When the Asphalt Orchestra first formed in 2009, the idea was to bring experimental music to the streets.
The New York City-based 12-piece combines three saxophones, two trumpets, two trombones, one sousaphone, one piccolo and three percussionists. And when it would start playing, it would combine elaborate choreography with its own intricate arrangements of songs by artists like Frank Zappa and rock bands like The Pixies.
Though the Asphalt Orchestra still enjoys playing outdoors, it’s created a theater show to bring indoors. The group will perform a free show at the Capitol Center for the Arts on Tuesday, Sept. 10.
Piccolo player Jessica Schmitz said bringing the show inside has had its pros and cons. While she misses the interactivity with the audience that an outdoor show encourages, playing in a theater makes for much better sound quality. Hooking up 12 instruments to microphones and amplifiers, she said, makes it easier to concentrate on the complexities of the performance rather than the volume of each band member.
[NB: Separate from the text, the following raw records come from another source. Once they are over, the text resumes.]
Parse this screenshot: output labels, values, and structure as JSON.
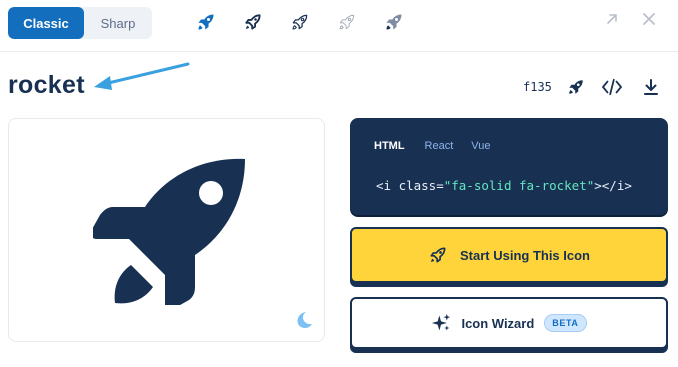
{
  "style_toggle": {
    "classic_label": "Classic",
    "sharp_label": "Sharp"
  },
  "style_icons": [
    "rocket-solid-icon",
    "rocket-regular-icon",
    "rocket-light-icon",
    "rocket-thin-icon",
    "rocket-duotone-icon"
  ],
  "icon": {
    "name": "rocket",
    "unicode": "f135"
  },
  "code": {
    "tabs": [
      "HTML",
      "React",
      "Vue"
    ],
    "prefix": "<i class=",
    "class_string": "\"fa-solid fa-rocket\"",
    "suffix": "></i>"
  },
  "buttons": {
    "start_label": "Start Using This Icon",
    "wizard_label": "Icon Wizard",
    "beta_label": "BETA"
  },
  "colors": {
    "navy": "#183153",
    "blue": "#146ebe",
    "yellow": "#ffd43b",
    "teal": "#63e6be",
    "arrow": "#3aa0e0"
  }
}
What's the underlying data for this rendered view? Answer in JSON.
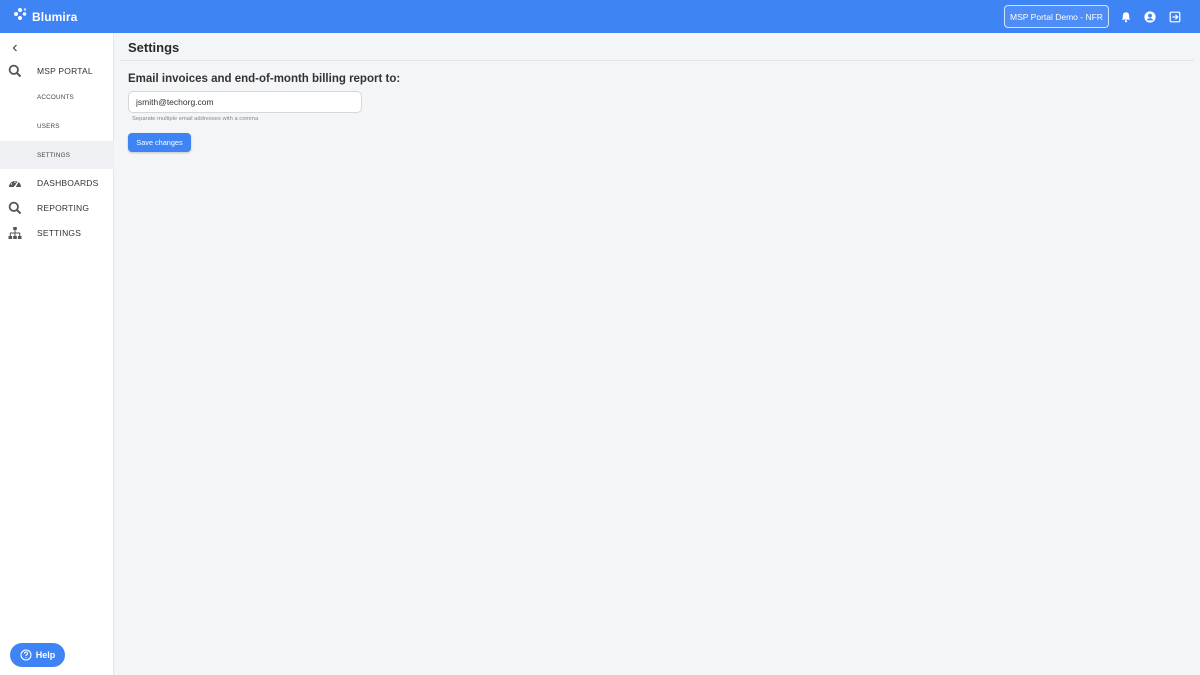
{
  "brand": {
    "name": "Blumira",
    "accent": "#3f84f5"
  },
  "header": {
    "org_switcher": "MSP Portal Demo - NFR",
    "icons": [
      "bell-icon",
      "user-account-icon",
      "logout-icon"
    ]
  },
  "sidebar": {
    "msp_portal": "MSP PORTAL",
    "sub_items": [
      {
        "label": "ACCOUNTS"
      },
      {
        "label": "USERS"
      },
      {
        "label": "SETTINGS",
        "active": true
      }
    ],
    "sections": [
      {
        "label": "DASHBOARDS",
        "icon": "dashboard-gauge-icon"
      },
      {
        "label": "REPORTING",
        "icon": "search-icon"
      },
      {
        "label": "SETTINGS",
        "icon": "sitemap-icon"
      }
    ],
    "help": "Help"
  },
  "main": {
    "title": "Settings",
    "email_label": "Email invoices and end-of-month billing report to:",
    "email_value": "jsmith@techorg.com",
    "hint": "Separate multiple email addresses with a comma",
    "save_label": "Save changes"
  }
}
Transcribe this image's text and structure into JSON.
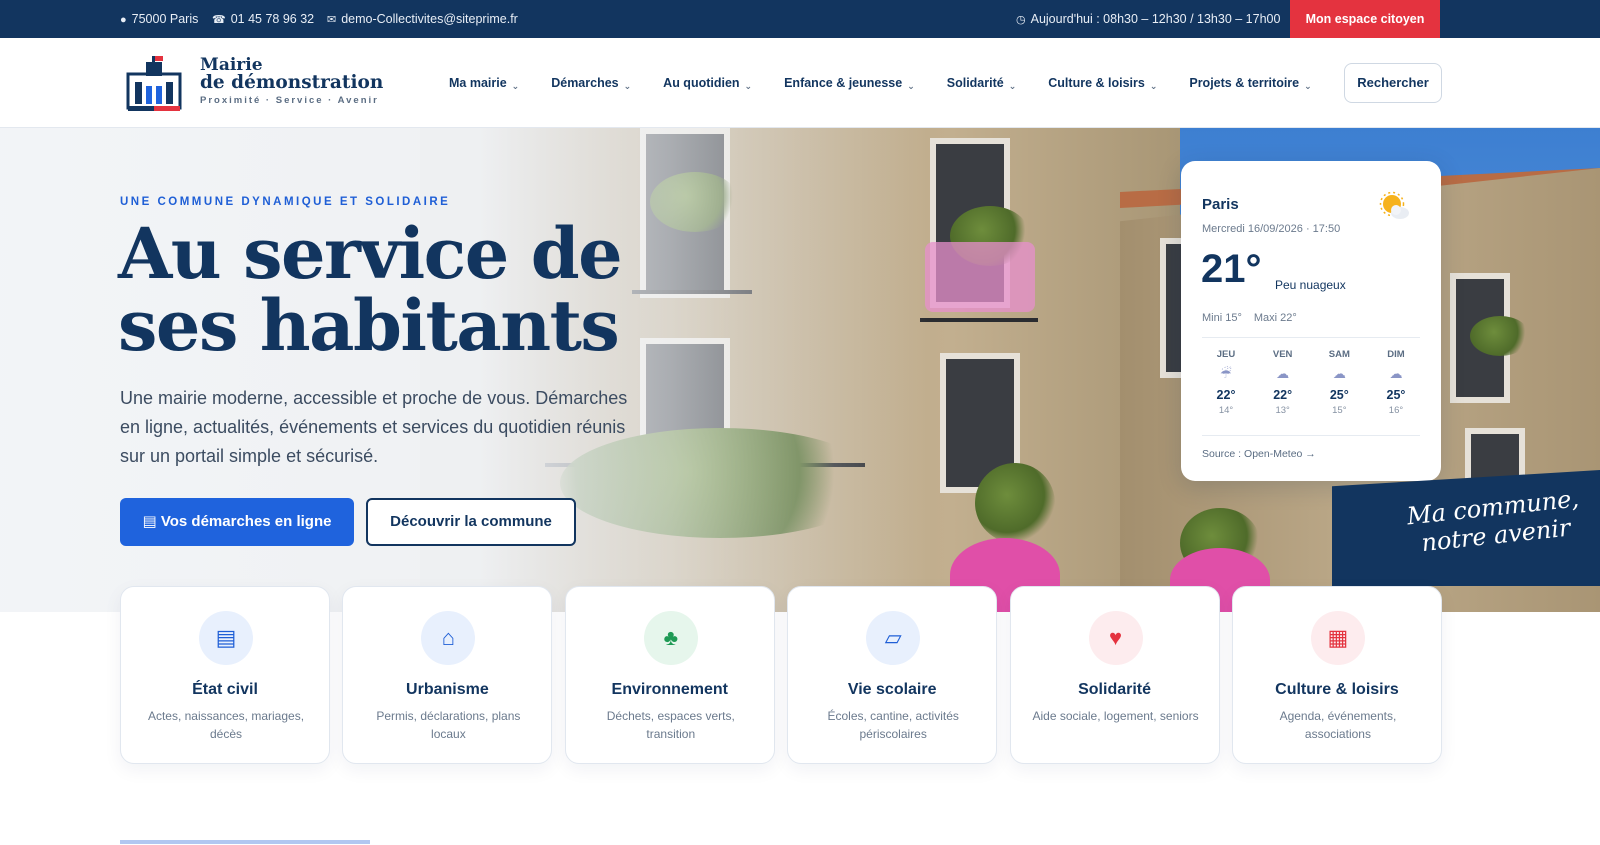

“Acoustically, it’s easier to be inside in a theater,” Schmitz said. “Outside, the sound goes everywhere. We enjoy it because we don’t have to blast as much.”
When the band visits Concord, it will be performing “Unpack the Elephant,” a show it debuted in 2011 that was specifically designed to perform indoors. Schmitz said this performance has become a fast favorite because it combines classic Asphalt Orchestra arrangements, including some Zappa, Bjork and David Byrne tunes, and some original pieces written by multiple band members.
While audience members with a keen ear for music will be impressed by the band’s ability to play these arrangements entirely from memory, the energetic choreography makes the show a visual spectacle as well. Schmitz said one of the biggest challenges the Asphalt Orchestra faces is gathering all 12 members together to rehearse and fine tune all of the elements each show brings. But she said the chemistry the band members share makes an eight-hour practice feel like a fun get-together with friends.
“Everyone is really close, so that makes it that much more probable that we could put these crazy things together,” Schmitz said. “There are no divas or anything, so it makes rehearsals really fun.”
Schmitz said the members’ musical interests are varied. Now that many of the band members have taken a shot at writing arrangements, she said, it’s fascinating to hear the way different members envision a final product.
Schmitz said she is personally more into classical music and small chamber ensembles, but the orchestra has members who prefer jazz and others who prefer indie rock. Schmitz said she is excited to see all of the different directions the Asphalt Orchestra can go.
“As musicians, like with any creative person, we’re always in a state of reinventing ourselves,” she said.